There are many differences between Melbourne and Leipzig. Some are obvious, some more subtle. Here’s some random differences I have found in no particular order, they are not absolute, merely based on my experiences alone as an Australia who has visited German a few times and has lived in Leipzig for about a month.

Image from here

Bike riding

Traffic lights are mostly directly above your head. In Australia they are usually on the other side of the road so it takes a bit of getting used to when bike riding! In Australia bike helmets are compulsory yet here you get the joy of riding with the wind in your hair, it’s really quite lovely. In Germany you ride on the opposite side of the road to Australia and there are a hell of a lot more bike paths.  But many are shared with pedestrians and it can be a bit confusing who goes where when as most pedestrians (including me at times) tend to meander. It makes me terrified of smacking into someone! You are often riding on cobblestones and paths and pavements are poorly tended, making the potholes of Brunswick seem like pin pricks in the road.

I thought there were loads of bike riders in Melbourne but here there are loads more. Everyone ride, regardless of age and size, which is encouraging to those like me who are bigger and less than fit! But I’m working on it and am enjoying riding my bike regularly. (We tried to sell our bikes before leaving Australia but no joy so we shipped them over).


Supermarkets in Leipzig tend to have a separate attached bakery and shop selling cooked meats like roast pork and (surprise, surprise) sausages. Each supermarket has almost more aisles of booze than real food. There’s also a lot of processed stuff like packet mix sauces and desserts and various things that I look at and have no idea what they are. I must look like an absolute nutter every time I go shopping as i look at everything and take ages.

Portion sizes are far smaller in food. You can get mini watermelons. Flour and sugar come in 1kg packets, no bigger. You can buy half a loaf of bread and icecream comes in little containers. Part of the obvious reason for this is that apartments and fridges are far smaller. It’s a real mental shift, I’m used to have a big fridge and shopping in bulk and freezing. Here I can’t do that so much.

There’s no green shopping bags like we have in Australia. Not a bad thing as they aren’t great for the environment. We bought cloth bags with us from Australia.

Supermarkets and almost all businesses are closed on sundays. The exception is the shops at the main train station.


Based on 6 years work in the sustainability sector, I think Australians in general are very compliant on recycling. Judging by our block of apartments, this is not the case in Leipzig. Of course, it is a lot more difficult in apartments as there is no way of controlling who is doing the wrong thing etc.  In Germany every plastic or glass bottle you buy attracts an extra fee. You can return your bottles at any supermarket, receive a receipt and get the cash back. An excellent idea meaning there are no bottles or cans littering the streets.

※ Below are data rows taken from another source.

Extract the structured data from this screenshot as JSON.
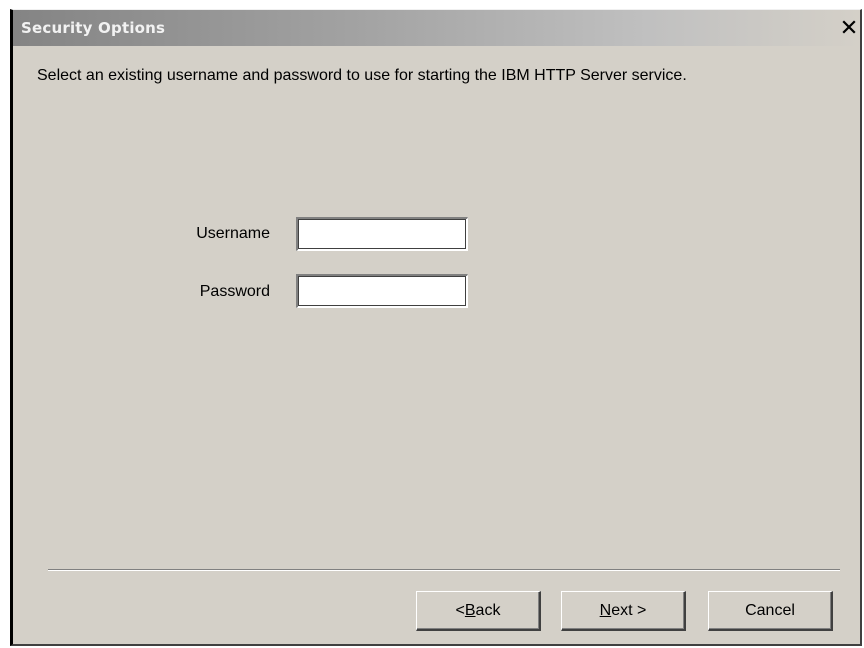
{
  "window": {
    "title": "Security Options"
  },
  "description": "Select an existing username and password to use for starting the IBM HTTP Server service.",
  "form": {
    "username_label": "Username",
    "username_value": "",
    "password_label": "Password",
    "password_value": ""
  },
  "buttons": {
    "back": {
      "prefix": "< ",
      "accel": "B",
      "rest": "ack"
    },
    "next": {
      "prefix": "",
      "accel": "N",
      "rest": "ext >"
    },
    "cancel": "Cancel"
  },
  "colors": {
    "dialog_background": "#d4d0c8",
    "titlebar_start": "#848484",
    "titlebar_end": "#d4d0c8"
  },
  "icons": {
    "close": "close-icon"
  }
}
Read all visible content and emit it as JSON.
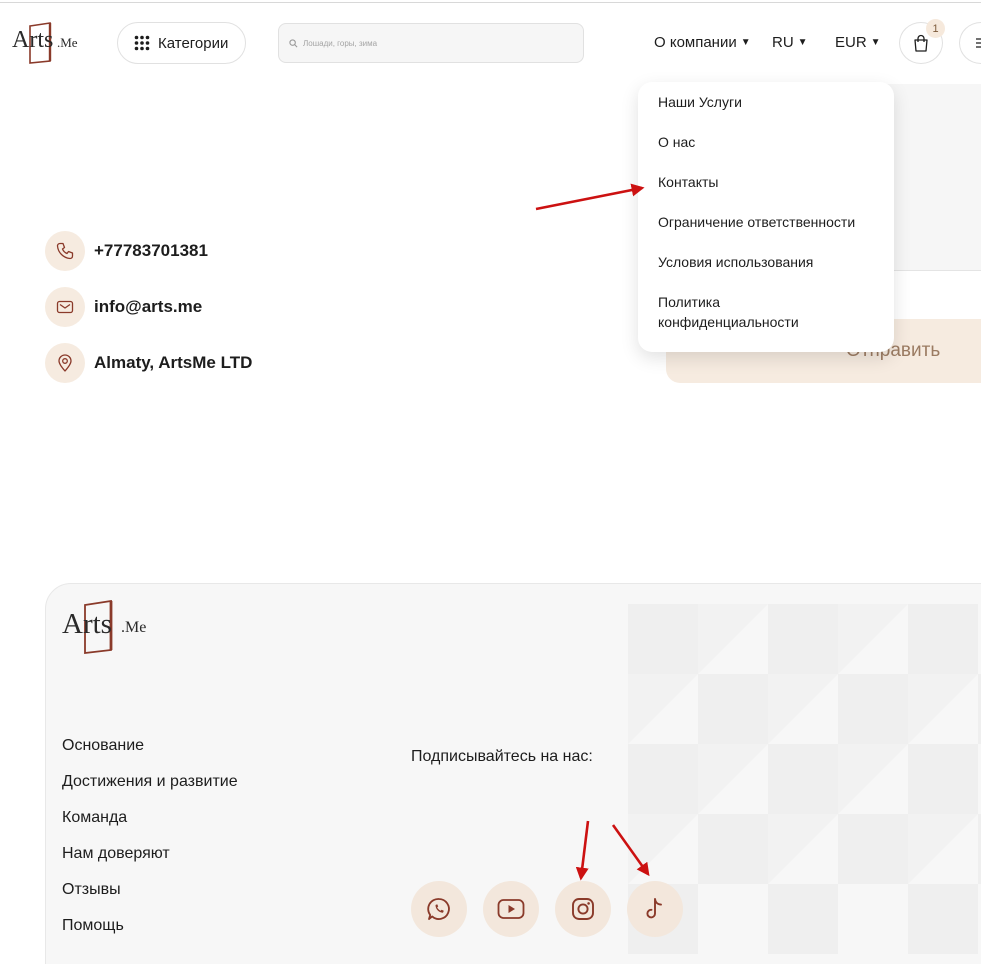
{
  "header": {
    "logo": {
      "word": "Arts",
      "suffix": ".Me"
    },
    "categories_label": "Категории",
    "search_placeholder": "Лошади, горы, зима",
    "nav": {
      "company_label": "О компании",
      "language_label": "RU",
      "currency_label": "EUR"
    },
    "cart_count": "1"
  },
  "dropdown": {
    "items": [
      "Наши Услуги",
      "О нас",
      "Контакты",
      "Ограничение ответственности",
      "Условия использования",
      "Политика конфиденциальности"
    ]
  },
  "form": {
    "send_label": "Отправить"
  },
  "contacts": {
    "phone": "+77783701381",
    "email": "info@arts.me",
    "address": "Almaty, ArtsMe LTD"
  },
  "footer": {
    "logo": {
      "word": "Arts",
      "suffix": ".Me"
    },
    "links": [
      "Основание",
      "Достижения и развитие",
      "Команда",
      "Нам доверяют",
      "Отзывы",
      "Помощь"
    ],
    "subscribe_label": "Подписывайтесь на нас:",
    "socials": [
      "whatsapp-icon",
      "youtube-icon",
      "instagram-icon",
      "tiktok-icon"
    ]
  },
  "colors": {
    "accent": "#8a3a2a",
    "icon_bg": "#f6ebe0",
    "annotation_arrow": "#cc1111"
  }
}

People buy a lot of bottled mineral water in bulk packs in Leipzig, where as back home everyone drank tap water. It’s really hard to get tap water in a restaurant. (I keep forgetting Leitungswasser -tap water).

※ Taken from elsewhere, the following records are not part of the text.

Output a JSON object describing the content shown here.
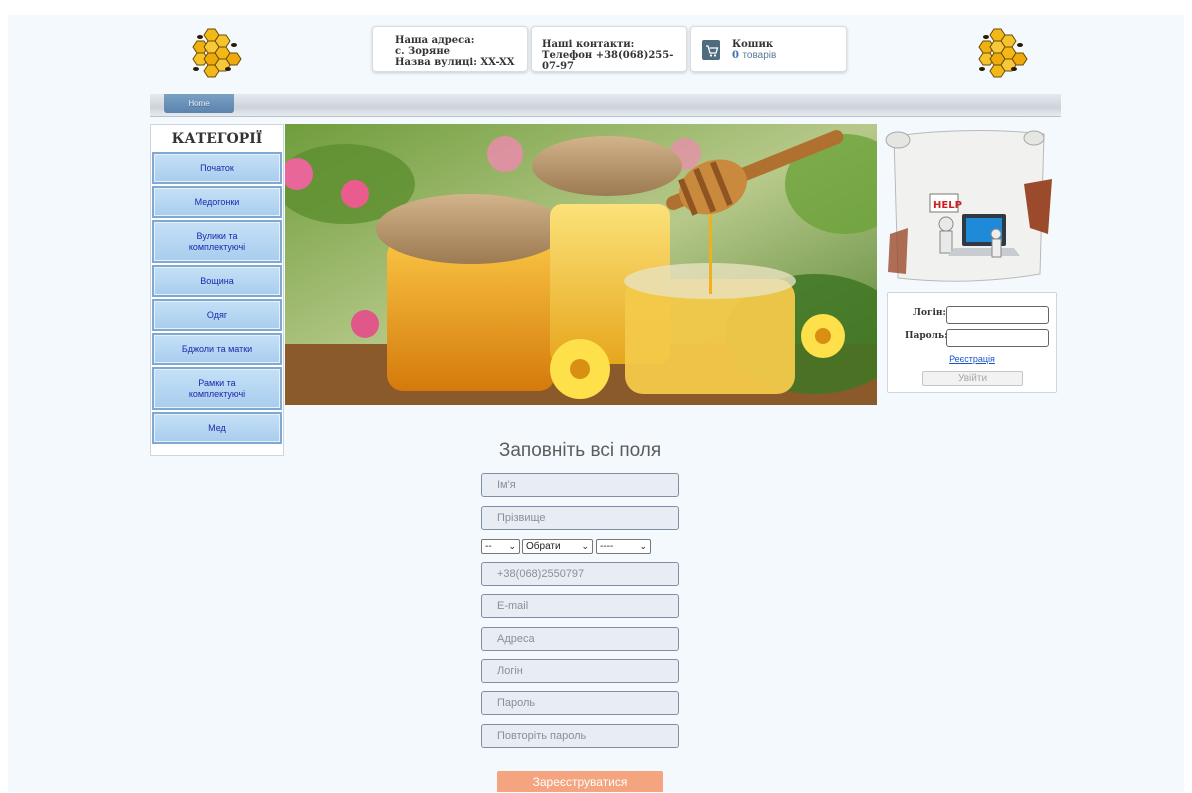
{
  "header": {
    "address_title": "Наша адреса:",
    "address_village": "с. Зоряне",
    "address_street": "Назва вулиці: XX-XX",
    "contacts_title": "Наші контакти:",
    "contacts_phone": "Телефон +38(068)255-07-97",
    "cart_title": "Кошик",
    "cart_count": "0",
    "cart_unit": "товарів"
  },
  "nav": {
    "home_label": "Home"
  },
  "categories": {
    "title": "КАТЕГОРІЇ",
    "items": [
      {
        "label": "Початок"
      },
      {
        "label": "Медогонки"
      },
      {
        "label": "Вулики та комплектуючі"
      },
      {
        "label": "Вощина"
      },
      {
        "label": "Одяг"
      },
      {
        "label": "Бджоли та матки"
      },
      {
        "label": "Рамки та комплектуючі"
      },
      {
        "label": "Мед"
      }
    ]
  },
  "help": {
    "sign_text": "HELP"
  },
  "login": {
    "login_label": "Логін:",
    "password_label": "Пароль:",
    "register_link": "Реєстрація",
    "enter_button": "Увійти"
  },
  "form": {
    "title": "Заповніть всі поля",
    "first_name_placeholder": "Ім'я",
    "last_name_placeholder": "Прізвище",
    "day_select": "--",
    "month_select": "Обрати",
    "year_select": "----",
    "phone_placeholder": "+38(068)2550797",
    "email_placeholder": "E-mail",
    "address_placeholder": "Адреса",
    "login_placeholder": "Логін",
    "password_placeholder": "Пароль",
    "repeat_password_placeholder": "Повторіть пароль",
    "submit_label": "Зареєструватися"
  },
  "colors": {
    "page_background": "#f3f9fd",
    "category_button": "#b5d6f2",
    "category_text": "#1c28b0",
    "submit_button": "#f4a47e",
    "link": "#1a55c8"
  },
  "icons": {
    "logo": "honeycomb-bees-logo",
    "cart": "shopping-cart-icon"
  }
}
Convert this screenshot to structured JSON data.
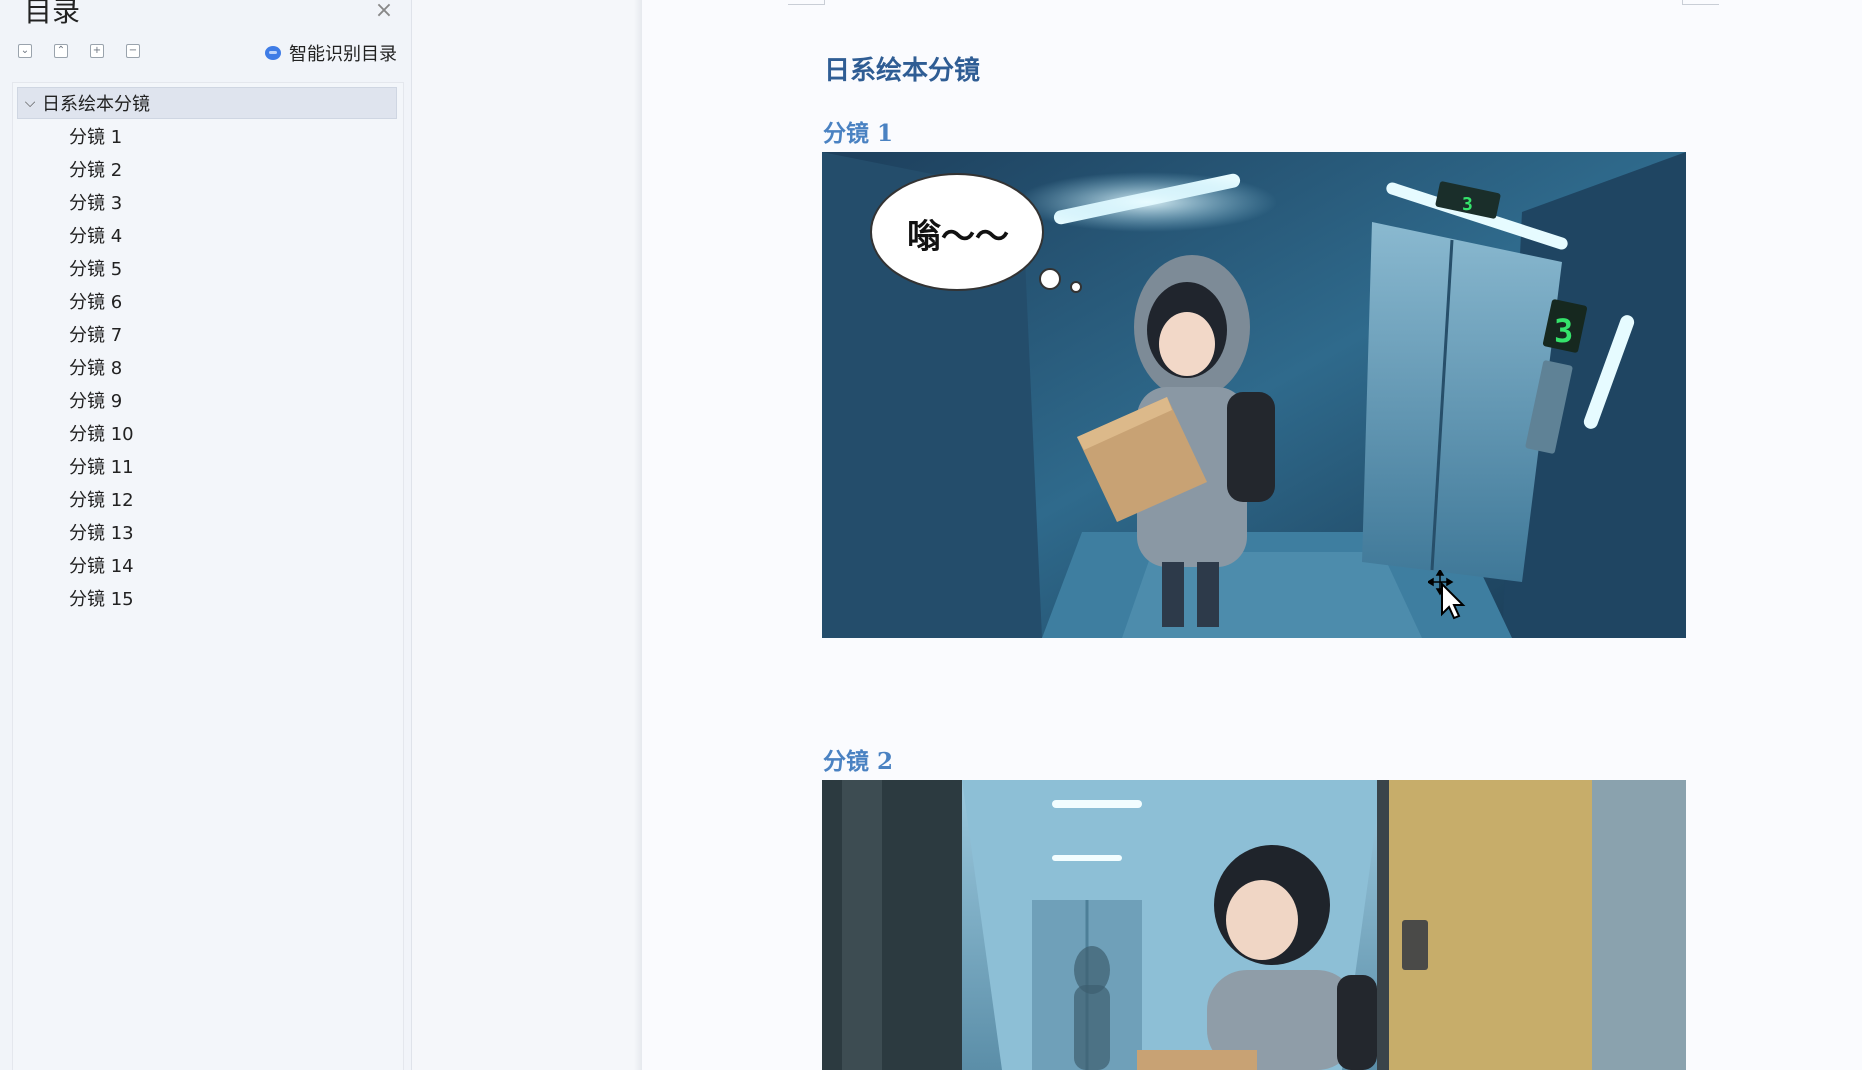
{
  "nav": {
    "title": "目录",
    "close_icon": "close-icon",
    "tools": [
      {
        "icon": "collapse-all-icon",
        "glyph": "⌄"
      },
      {
        "icon": "expand-all-icon",
        "glyph": "⌃"
      },
      {
        "icon": "add-heading-icon",
        "glyph": "+"
      },
      {
        "icon": "remove-heading-icon",
        "glyph": "−"
      }
    ],
    "smart_toc_label": "智能识别目录",
    "root": {
      "label": "日系绘本分镜",
      "expanded": true
    },
    "items": [
      "分镜 1",
      "分镜 2",
      "分镜 3",
      "分镜 4",
      "分镜 5",
      "分镜 6",
      "分镜 7",
      "分镜 8",
      "分镜 9",
      "分镜 10",
      "分镜 11",
      "分镜 12",
      "分镜 13",
      "分镜 14",
      "分镜 15"
    ]
  },
  "document": {
    "title": "日系绘本分镜",
    "sections": [
      {
        "heading": "分镜 1",
        "speech_bubble": "嗡～～",
        "floor_display": "3"
      },
      {
        "heading": "分镜 2"
      }
    ]
  },
  "colors": {
    "title": "#2f5d94",
    "heading": "#4a82c2",
    "accent": "#3f7ce6"
  }
}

Seriously I have never seen so many smokers! I say that as someone who used to smoke myself for 10 years. Here every time i turn around someone is puffing away. I really struggled with it when i was ill with the lurgy as I couldn’t stop coughing. You can smoke inside most restaurants and bars too.

By comparison I believe the rate is smoking in Australia is declining. In part due to the sheer cost of smoking (over $16 for a pack of cigarettes compared to $6 in Germany) but I also couldn’t help feeling that smoking had become in many instances, very socially undesirable. Plus of course there are messages like these on cigarette packets in Australia. Of course culture, socioeconomic status, gender, age etc all have a part to play…


Vegan and vegetarian food haven’t been hard to find at all. There’s plenty of lovely summer produce and all supermarkets have tofu, faux meat products and vegan cheese. There’s plenty of health food shops that stocks bits and pieces of vegan and gluten free food. I’ve had the odd kebab with haloumi from the Turkish kebab shops that are everwhere. Plenty of felafels too. I haven’t been able to find vegan ‘butter’ or nutritional yeast but there’s a vegan festival coming up in September so I may find it there.



** In Germany it’s really easy to buy alcohol. There are corner shops with nothing but booze and cigarettes, supermarkets etc. Also, you can drink in public. I remember the first time I took my husband Chris (from the UK) to a music festival in Australia and he couldn’t believe that if you wanted to drink you had to stay in a literally caged off area surrounded by security guards. And every time we went to an event somewhere like a classic concert at the Myer Music Bowl you were subjected to a lengthy bag search. Have I mentioned that booze in Leipzig is insanely cheap? Well except for mixed drinks. A G&T is about $7AUD at a bar or restaurant. Cocktails can be cheaper than mixed drinks which I find quite strange, perhaps the cost is for the soft drink?

With that, I think it’s time to make myself a spritzer…